Who woulda thunk it? That in an age when one can instantly access music and video, the biggest digital trend would be transferring prerecorded radio-like programs to a digital player for listening on the fly? On the surface, podcasting almost seems like a step backwards.

But there’s no denying that podcasting is big. So big that radio stations are scrambling to bring podcasting programs to the airwaves. Infinity Broadcasting made headlines last spring when it flipped a ratings-challenged San Francisco AM station to podcasting in May. More recently, Clear Channel Radio announced that within the two weeks of the debut of its podcasting feature, Z100’s “Phone Tap,” over 20,5000 pieces of content had been delivered via the new medium. Furthermore, the radio chain announced that it will provide nearly 20 new feeds from 12 more stations as well as launch ten more feeds by the time you read this. When the big boys get behind a concept such as podcasting, you know something is up.

And, while the current podcasting model is strictly audio, you can bet there’s a video version waiting in the wings, kind of like a real-life Wayne’s World. In retrospect, Garth and Wayne were more than just two slackers spending way too much time in the basement with their home-brew TV show. They were ahead of their time.

However, one of the more unusual aspects of podcasts is the name itself, a mash-up of broadcast and iPod. It’s unusual because most, if not all podcast files are MP3 files, which means that podcasts may be played on almost every digital player on the market, including Apple’s iPod. But the irony that rings out every time somebody says “podcast” is that Apple has yet to incorporate podcasting elements into its iTunes music software.

Oh, sure, Apple’s Steve Jobs made headlines over a month ago when he said that iTunes would support podcasts. But until Jobs’ promise becomes fact, iPod users continue to rely on third-party software for managing podcasts on their iPods. Third party software like BadApple, made by a company calling itself BadFruit.

What does BadApple’s BadFruit software do? Essentially, it’s a plug-in for Apple’s iTunes software that allows you to manage your podcast files as easily as managing your music library. What makes it news is that BadApple has beaten Apple at making iTunes podcast-friendly.

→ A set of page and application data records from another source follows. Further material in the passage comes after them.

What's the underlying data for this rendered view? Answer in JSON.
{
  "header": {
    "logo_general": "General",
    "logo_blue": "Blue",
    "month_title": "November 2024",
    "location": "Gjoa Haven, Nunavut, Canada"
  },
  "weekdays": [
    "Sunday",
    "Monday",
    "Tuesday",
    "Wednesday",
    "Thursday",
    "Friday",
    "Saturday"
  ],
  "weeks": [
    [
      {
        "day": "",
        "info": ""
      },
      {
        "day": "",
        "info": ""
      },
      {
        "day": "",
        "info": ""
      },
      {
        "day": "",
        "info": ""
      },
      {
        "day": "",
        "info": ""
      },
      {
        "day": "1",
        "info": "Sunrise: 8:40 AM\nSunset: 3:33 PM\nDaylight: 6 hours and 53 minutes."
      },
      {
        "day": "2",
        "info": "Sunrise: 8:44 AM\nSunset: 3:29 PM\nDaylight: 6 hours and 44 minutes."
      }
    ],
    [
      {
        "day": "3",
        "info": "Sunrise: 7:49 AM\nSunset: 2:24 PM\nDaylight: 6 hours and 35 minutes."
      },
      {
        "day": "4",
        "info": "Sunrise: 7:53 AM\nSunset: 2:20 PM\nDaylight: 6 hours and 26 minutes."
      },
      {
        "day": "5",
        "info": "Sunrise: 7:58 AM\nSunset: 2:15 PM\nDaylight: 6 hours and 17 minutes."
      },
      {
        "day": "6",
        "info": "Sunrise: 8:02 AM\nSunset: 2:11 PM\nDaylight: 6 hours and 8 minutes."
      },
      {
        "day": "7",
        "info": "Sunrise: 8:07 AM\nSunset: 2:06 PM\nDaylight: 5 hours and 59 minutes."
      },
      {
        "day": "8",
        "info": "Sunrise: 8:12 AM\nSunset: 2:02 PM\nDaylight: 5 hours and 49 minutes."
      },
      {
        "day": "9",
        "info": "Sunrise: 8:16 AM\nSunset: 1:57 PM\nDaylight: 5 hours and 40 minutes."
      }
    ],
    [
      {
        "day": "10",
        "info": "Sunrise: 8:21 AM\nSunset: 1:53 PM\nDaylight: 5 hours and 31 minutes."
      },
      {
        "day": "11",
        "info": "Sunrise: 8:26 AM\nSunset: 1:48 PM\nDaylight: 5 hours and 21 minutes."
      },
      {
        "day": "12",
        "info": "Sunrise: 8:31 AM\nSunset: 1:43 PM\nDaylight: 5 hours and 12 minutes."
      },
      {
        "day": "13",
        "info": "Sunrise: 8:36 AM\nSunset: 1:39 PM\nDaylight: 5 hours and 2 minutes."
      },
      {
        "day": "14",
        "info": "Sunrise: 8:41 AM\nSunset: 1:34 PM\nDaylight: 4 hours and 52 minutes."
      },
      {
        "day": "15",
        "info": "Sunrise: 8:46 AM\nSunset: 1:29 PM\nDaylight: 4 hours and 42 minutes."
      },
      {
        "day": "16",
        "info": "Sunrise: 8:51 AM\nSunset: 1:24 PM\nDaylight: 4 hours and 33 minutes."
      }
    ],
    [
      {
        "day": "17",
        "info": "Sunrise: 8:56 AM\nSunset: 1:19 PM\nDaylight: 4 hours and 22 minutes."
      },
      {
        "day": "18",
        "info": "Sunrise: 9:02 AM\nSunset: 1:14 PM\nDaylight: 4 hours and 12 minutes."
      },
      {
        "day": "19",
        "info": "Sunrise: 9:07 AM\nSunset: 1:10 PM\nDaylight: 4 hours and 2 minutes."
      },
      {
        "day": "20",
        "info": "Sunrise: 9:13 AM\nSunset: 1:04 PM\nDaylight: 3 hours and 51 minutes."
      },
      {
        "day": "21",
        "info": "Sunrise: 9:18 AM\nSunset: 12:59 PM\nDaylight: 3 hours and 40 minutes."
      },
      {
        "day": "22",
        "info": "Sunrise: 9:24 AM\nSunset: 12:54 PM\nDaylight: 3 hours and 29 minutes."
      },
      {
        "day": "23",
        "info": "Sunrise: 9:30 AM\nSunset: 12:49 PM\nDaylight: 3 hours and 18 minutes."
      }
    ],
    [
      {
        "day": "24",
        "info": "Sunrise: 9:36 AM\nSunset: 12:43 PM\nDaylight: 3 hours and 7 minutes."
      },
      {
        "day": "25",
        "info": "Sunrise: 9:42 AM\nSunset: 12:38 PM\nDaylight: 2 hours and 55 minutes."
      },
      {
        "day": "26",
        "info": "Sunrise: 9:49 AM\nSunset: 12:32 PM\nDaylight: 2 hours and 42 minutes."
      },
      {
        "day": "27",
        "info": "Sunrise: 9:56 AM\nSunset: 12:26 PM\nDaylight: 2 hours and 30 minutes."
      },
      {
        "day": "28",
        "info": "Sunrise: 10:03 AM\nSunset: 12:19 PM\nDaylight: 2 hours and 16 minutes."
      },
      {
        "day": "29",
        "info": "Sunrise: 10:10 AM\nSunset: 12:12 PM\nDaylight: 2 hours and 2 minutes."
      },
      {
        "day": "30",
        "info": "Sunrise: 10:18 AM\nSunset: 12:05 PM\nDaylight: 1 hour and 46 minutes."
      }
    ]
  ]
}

Managing podcasts is slightly different than managing your digital music library, mainly because podcasts change. There’s always a new episode, show or updated program to listen to, and keeping up with your podcasts is probably the most important aspect of managing podcasts. That and finding podcasts.

That’s where BadApple really goes to work. It helps you find and download podcasts as well as manage all the podcast files on your hard drive. And it does all this within the iTunes environment as if the software was designed by the programmers at Apple themselves.

The thing about BadFruit is that nobody knows anything about the company. BadFruit’s Web site doesn’t list anything like a snail-mail address or executive officers. However, it does make it a point to tell you what the company is not.

“BadApple is NOT from the Beatles,” reads a notice on the company’s Web site. “It’s also not from Apple Computer Inc. It’s definitely not endorsed or approved by Apple. In fact, I’m pretty sure they wouldn’t want you to use this.”

So, who, or what, is BadFruit? While the company is currently basking in its undercover fame, CNET says that there are several “clues” on the company’s Web site, such as a sophisticated privacy policy and terms of use, indicating that BadFruit might not be all that it appears to be, and that the proletarian look of its Web site may be nothing more than a beard for which to hide its clean-shaven corporate face behind.

A WHOIS search for BadFruit.com ends at Domains By Proxy, a Web registration company which specializes in anonymously-maintained Web site domains. Wanna build a Web site for dissing your boss without having all that venom traced back to you? Domains By Proxy might very well be what you’re looking for.

So here we have an anonymous company distributing software that enables people to manage files representing a new genre of media named after Apple’s iPod music player although Apple itself has yet to introduce any such software itself. Confused? We don’t blame you. But wait, there’s more.

For it appears that BadFruit’s BadApple software isn’t compatible with Apple computers. Go figure.